I hope to use this blog to improve my thinking and my writing, and to do more than function as a link repository for things I read; that may be harder than it sounds. It may turn out that reading my blogroll will be more efficient that coming here. We'll see.
The Obama administration is defending the Bush administration today, as it has so often in the past, arguing that the people who arranged for the rendition and torture of Canadian citizen Maher Arar do not need to be held to account. I wish this were surprising.
Jonathan Schwarz of A Tiny Revolution has just seen Food, Inc.: "[I]t definitely reinforced my impression that factory meat farms are basically concentration camps where the Nazis eat the prisoners." The comments are filled with additional horror about the way what we eat is produced.
lenin has a post on the Tory–LibDem coalition and what it means for British workers. Hint: massive cut in education, welfare, and transportation. NHS, however, is safe for now. It seems Trident will survive, despite the LibDems' former demands, but elections for Parliament will now come every five years, rather than at the whim of the Prime Minister. Alternative Vote (AV), which is far weaker than proportional representation, may be implemented in the future. UK involvement in the war in Afghanistan will continue, as will privatization. Workfare schemes will probably be implemented, without minimum wage or protections for those hounded into work. The lie that the Liberal Democrats are a "progressive" party should at least be squashed for now, and voters who voted LibDem to keep out the Tories will be furious. The best possible thing would probably be for this government to fall or fracture as soon as possible, but there's no guarantee that Labour is going to improve any as a party in opposition. I can imagine something similar happening to the "ratchet effect" in US politics, where whenever the Democrats don't win they use it as an argument that they need to move further right. There is popular anger, but the labor movement is nowhere near as strong as it was twenty years ago and the near future looks grim.

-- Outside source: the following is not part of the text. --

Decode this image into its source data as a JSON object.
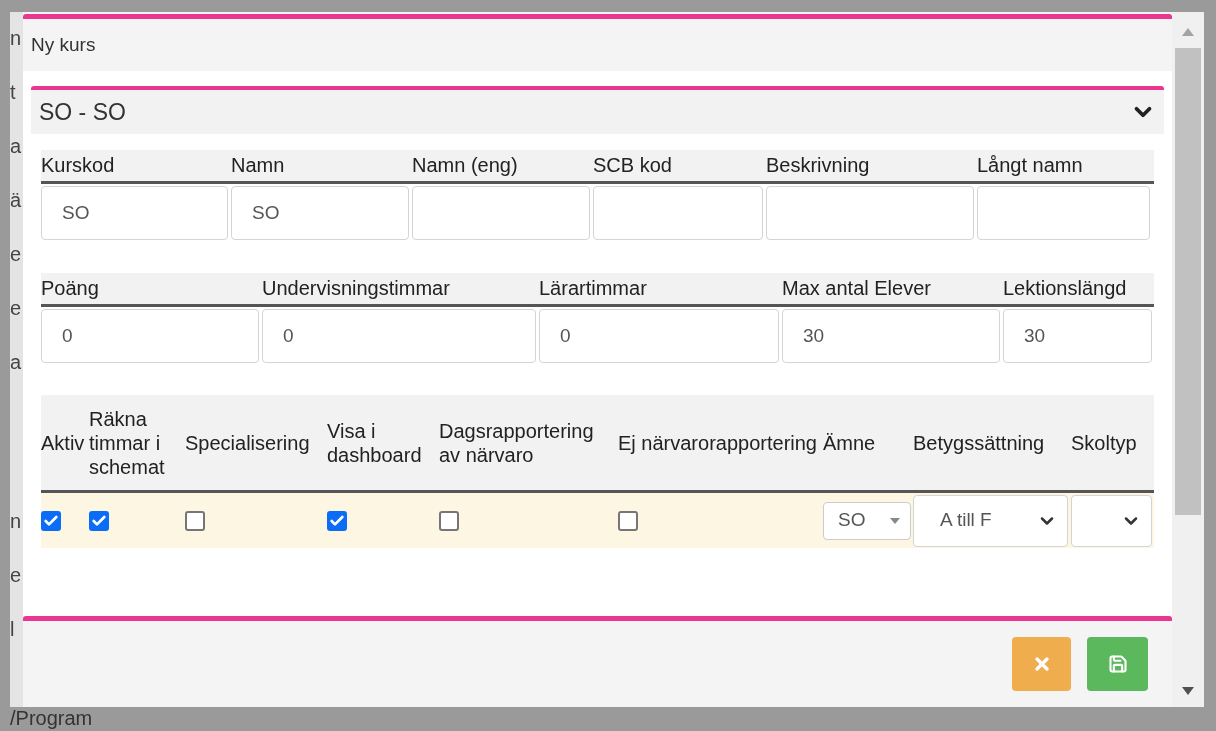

In Thailand, the military has finally been set on the red-shirt protesters again, following a period without shooting after the last crackdown, killing eight and wounding over one hundred. The major-general advising the protestors, Khattiya Sawasdipol, was shot in the head by a sniper (but apparently not killed), forecasting the government's future intentions for those who fail to comply. Presumably Abhisit won't be made to look ineffectual any longer. The commercial district where the protesters have been camped out is under siege, with electricity cut. Emergency law has been declared in seventeen provinces.
Chomsky has a new book coming out soon. Here's an interview with some fairly basic questions.

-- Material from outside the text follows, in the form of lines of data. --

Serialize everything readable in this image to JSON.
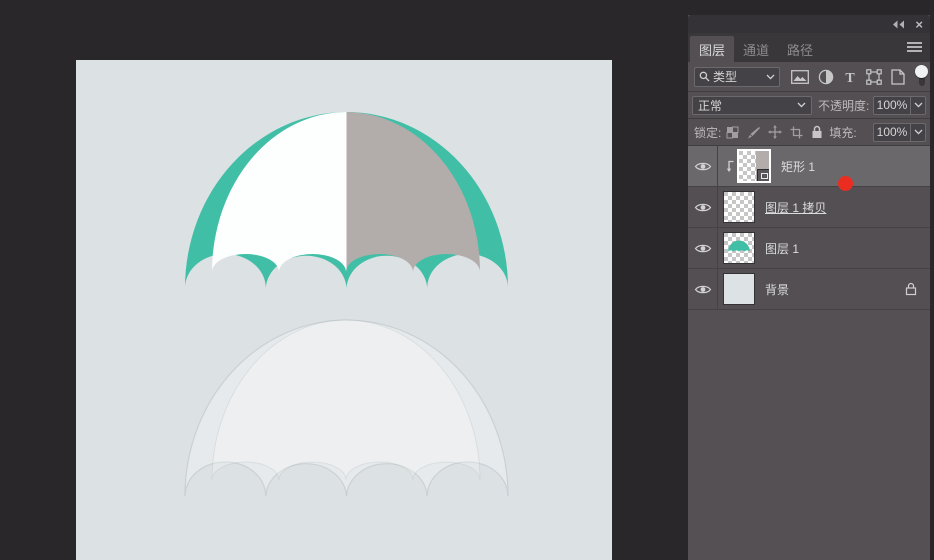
{
  "panel_header": {
    "close_label": "×"
  },
  "tabs": {
    "layers": "图层",
    "channels": "通道",
    "paths": "路径"
  },
  "filter": {
    "type_label": "类型",
    "text_filter_glyph": "T"
  },
  "blend": {
    "mode": "正常",
    "opacity_label": "不透明度:",
    "opacity_value": "100%"
  },
  "lock": {
    "lock_label": "锁定:",
    "fill_label": "填充:",
    "fill_value": "100%"
  },
  "layers_list": [
    {
      "name": "矩形 1",
      "selected": true,
      "clipped": true
    },
    {
      "name": "图层 1 拷贝",
      "renaming": true
    },
    {
      "name": "图层 1"
    },
    {
      "name": "背景",
      "locked": true
    }
  ],
  "colors": {
    "workspace_bg": "#2a272b",
    "canvas_bg": "#dce1e4",
    "umbrella_teal": "#41bfa6",
    "umbrella_gray": "#b2acaa",
    "umbrella_white": "#fdfefe",
    "panel_bg": "#534f53",
    "selected_row_bg": "#6b686b",
    "red_dot": "#ea2c21"
  }
}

Here's an event I never heard about. Eleven days after the Kent State shootings, and forty years ago today, two men were shot and killed at Jackson State University, and twelve others injured, by police during a protest. Phillip Gibbs was a 21-year-old law student, married with an eleven-month-old child. James Green was a seventeen-year-old high school student, just passing through. Jackson State is a historically black school, and relatedly, I'd never heard of this massacre until now.
From commenter Emma at ATR, I've just heard learned about the Orangeburg massacre: "What about the Orangeburg massacre at South Carolina State, which preceded Kent State by several months. Three students murdered by local police firing into a crowd of peaceful protestors, a pregnant person beaten until her baby died, and 31 injured. It was pretty much ignored by the national media at the time and I guess it still is."

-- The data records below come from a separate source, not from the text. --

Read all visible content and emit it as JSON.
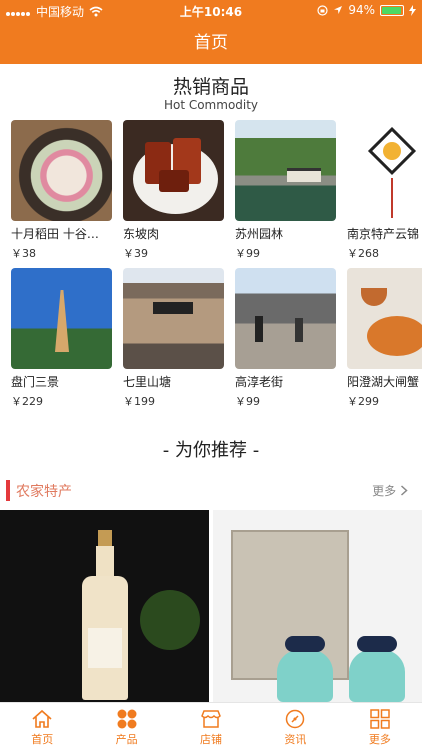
{
  "status": {
    "carrier": "中国移动",
    "time": "上午10:46",
    "battery": "94%"
  },
  "header": {
    "title": "首页"
  },
  "hot": {
    "title": "热销商品",
    "subtitle": "Hot Commodity"
  },
  "products": [
    {
      "name": "十月稻田 十谷…",
      "price": "￥38"
    },
    {
      "name": "东坡肉",
      "price": "￥39"
    },
    {
      "name": "苏州园林",
      "price": "￥99"
    },
    {
      "name": "南京特产云锦",
      "price": "￥268"
    },
    {
      "name": "盘门三景",
      "price": "￥229"
    },
    {
      "name": "七里山塘",
      "price": "￥199"
    },
    {
      "name": "高淳老街",
      "price": "￥99"
    },
    {
      "name": "阳澄湖大闸蟹",
      "price": "￥299"
    }
  ],
  "recommend": {
    "title": "- 为你推荐 -"
  },
  "category": {
    "title": "农家特产",
    "more": "更多"
  },
  "tabbar": [
    {
      "label": "首页",
      "icon": "home-icon"
    },
    {
      "label": "产品",
      "icon": "products-icon"
    },
    {
      "label": "店铺",
      "icon": "shop-icon"
    },
    {
      "label": "资讯",
      "icon": "news-icon"
    },
    {
      "label": "更多",
      "icon": "more-grid-icon"
    }
  ],
  "colors": {
    "accent": "#f07b1f",
    "category_bar": "#e4393c",
    "battery": "#4cd964"
  }
}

I've been reading for a few hours now, and am tired, but I'm not nearly done.
2 years ago